Since then the company has pursued a highly aggressive growth strategy constituting of both organic and acquisitive growth. Sibanye in a very short space of time acquired the Cooke operations from Gold One International in 2013 and the Burnstone project from Wits Gold the following year. The aim of this aggressive growth strategy was to produce more sustainable gold operations.
The story of growth did not stop there.
Soon the company set its sights on the platinum sector and began to snap up various interests and operations in that space. In 2016 Sibanye acquired the Aquarius Platinum’s Rustenburg operations namely Kroondal mine as well as the Platinum Mile treatment facility in South Africa and in Zimbabwe it took over the Mimosa joint venture with Impala Platinum. Later that year the company also bought the Rustenburg operations of Anglo Platinum.
Still in 2016, Sibanye then made a US$2.2bn offer to buy Stillwater Mining in the US which when completed in May 2017 was the largest transaction in the PGM sector globally in over a decade. It was after this transaction that the company began to formally trade under the name Sibanye Stillwater.
From 2018-2019 the company was involved in strategic acquisitions securing funding to the tune of US$500 million ostensibly to shore up its balance sheet as well as to reduce leverage. The company entered an arrangement with DRD Gold to establish a mining tailings retreatment partnership. Sibanye also acquired SFA Oxford a consulting company to provide it with market intelligence on battery materials and precious metals for industrial, automotive, and smart city technologies.

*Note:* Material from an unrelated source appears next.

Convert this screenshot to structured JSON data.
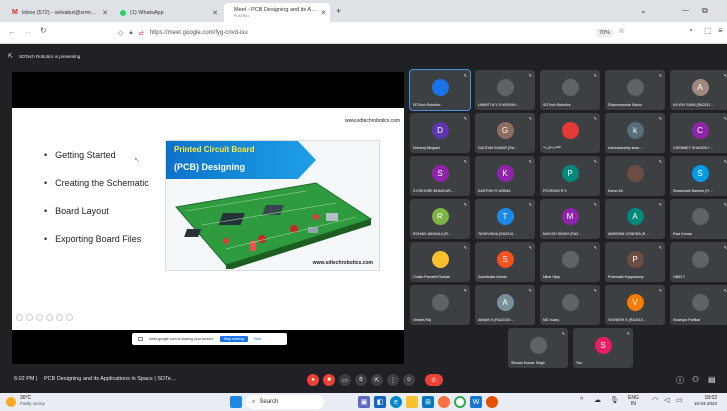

June 2019 was a watershed moment for the company when it acquired the entire share capital of Lonmin resulting in Sibanye Stillwater becoming the largest platinum miner in the world. An internal restructuring of the company followed in February 2020 changing the group holding company from Sibanye Gold Limited to Sibanye-Stillwater Limited. The group is now trading under the tickers JSE: SSW and NYSE: SBSW.

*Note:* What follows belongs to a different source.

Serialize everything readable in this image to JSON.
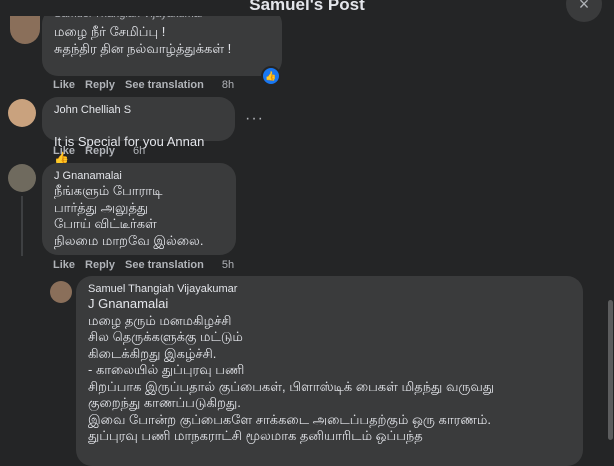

As any rational investor and businessperson would imagine such an aggressive growth strategy would come at a great cost. The cost of consolidation of all the newly acquired businesses put considerable pressure on the group’s ability to generate cash flow which then led to reduced and gradually suspended dividend payments. The soft commodity prices from about 2013-2016 did not help matters much together with repayments on borrowings which was largely US$ denominated around the same period that the Rand was trading at all-time lows against its major trading partners.
Additionally, Sibanye has had issues historically with safety in some of its operations. In June 2018 the group lost three miners in an accident at one of its gold mines. In April 2019 a total of 1,800 miners were trapped underground after an incident at one of its platinum shafts. These are just some of the historical mine safety incidents and issues that have plagued the group. The safety issues had the effect of driving down the group’s share price with one prominent Johannesburg fund manager asserting that he would not invest in Sibanye on moral and ethical grounds.

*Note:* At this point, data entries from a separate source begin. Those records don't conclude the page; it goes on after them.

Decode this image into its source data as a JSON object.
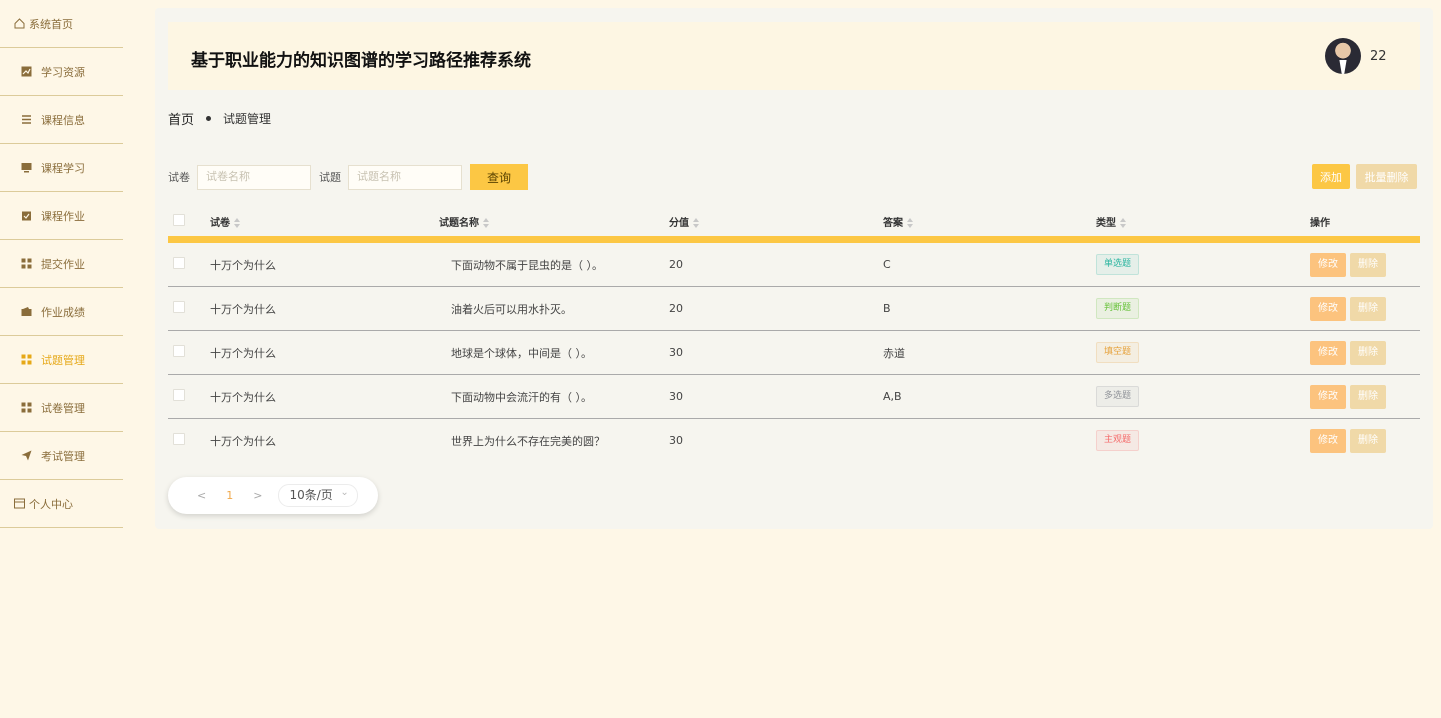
{
  "sidebar": {
    "items": [
      {
        "label": "系统首页",
        "icon": "home-icon"
      },
      {
        "label": "学习资源",
        "icon": "chart-icon"
      },
      {
        "label": "课程信息",
        "icon": "list-icon"
      },
      {
        "label": "课程学习",
        "icon": "monitor-icon"
      },
      {
        "label": "课程作业",
        "icon": "clipboard-icon"
      },
      {
        "label": "提交作业",
        "icon": "grid-icon"
      },
      {
        "label": "作业成绩",
        "icon": "wallet-icon"
      },
      {
        "label": "试题管理",
        "icon": "grid-icon"
      },
      {
        "label": "试卷管理",
        "icon": "grid-icon"
      },
      {
        "label": "考试管理",
        "icon": "send-icon"
      },
      {
        "label": "个人中心",
        "icon": "card-icon"
      }
    ],
    "active_index": 7
  },
  "header": {
    "title": "基于职业能力的知识图谱的学习路径推荐系统",
    "username": "22"
  },
  "breadcrumb": {
    "home": "首页",
    "current": "试题管理"
  },
  "search": {
    "paper_label": "试卷",
    "paper_placeholder": "试卷名称",
    "question_label": "试题",
    "question_placeholder": "试题名称",
    "query_button": "查询"
  },
  "actions": {
    "add": "添加",
    "batch_delete": "批量删除"
  },
  "table": {
    "columns": [
      "试卷",
      "试题名称",
      "分值",
      "答案",
      "类型",
      "操作"
    ],
    "rows": [
      {
        "paper": "十万个为什么",
        "question": "下面动物不属于昆虫的是（ ）。",
        "score": "20",
        "answer": "C",
        "type": "单选题",
        "type_color": "#2bb5a0"
      },
      {
        "paper": "十万个为什么",
        "question": "油着火后可以用水扑灭。",
        "score": "20",
        "answer": "B",
        "type": "判断题",
        "type_color": "#67c23a"
      },
      {
        "paper": "十万个为什么",
        "question": "地球是个球体，中间是（ ）。",
        "score": "30",
        "answer": "赤道",
        "type": "填空题",
        "type_color": "#e6a23c"
      },
      {
        "paper": "十万个为什么",
        "question": "下面动物中会流汗的有（ ）。",
        "score": "30",
        "answer": "A,B",
        "type": "多选题",
        "type_color": "#909399"
      },
      {
        "paper": "十万个为什么",
        "question": "世界上为什么不存在完美的圆？",
        "score": "30",
        "answer": "",
        "type": "主观题",
        "type_color": "#f56c6c"
      }
    ],
    "edit_label": "修改",
    "delete_label": "删除"
  },
  "pagination": {
    "prev": "<",
    "page": "1",
    "next": ">",
    "page_size": "10条/页"
  }
}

Today many if not all the operational and financial issues that had hounded Sibanye Stillwater have been resolved and as a testament to this fact the group delivered a 718% increase in last year earnings and announcing R1.3 billion dividends. Shareholders who have suffered long during the years of distress that the group endured over the years have been rewarded very richly in both capital appreciation and dividends. The company is not slowing down because there is still great scope for further capital appreciation if the forward guidance on expected share price by most brokerage houses is to be believed.
In conclusion, Sibanye Stillwater, given its history and prospects, presents a strong buy even at the current price given the capable management of veteran miner Neal Froneman and his team. They have managed to get the operations of the group up to scratch and maintain a tight hold on the group’s finances.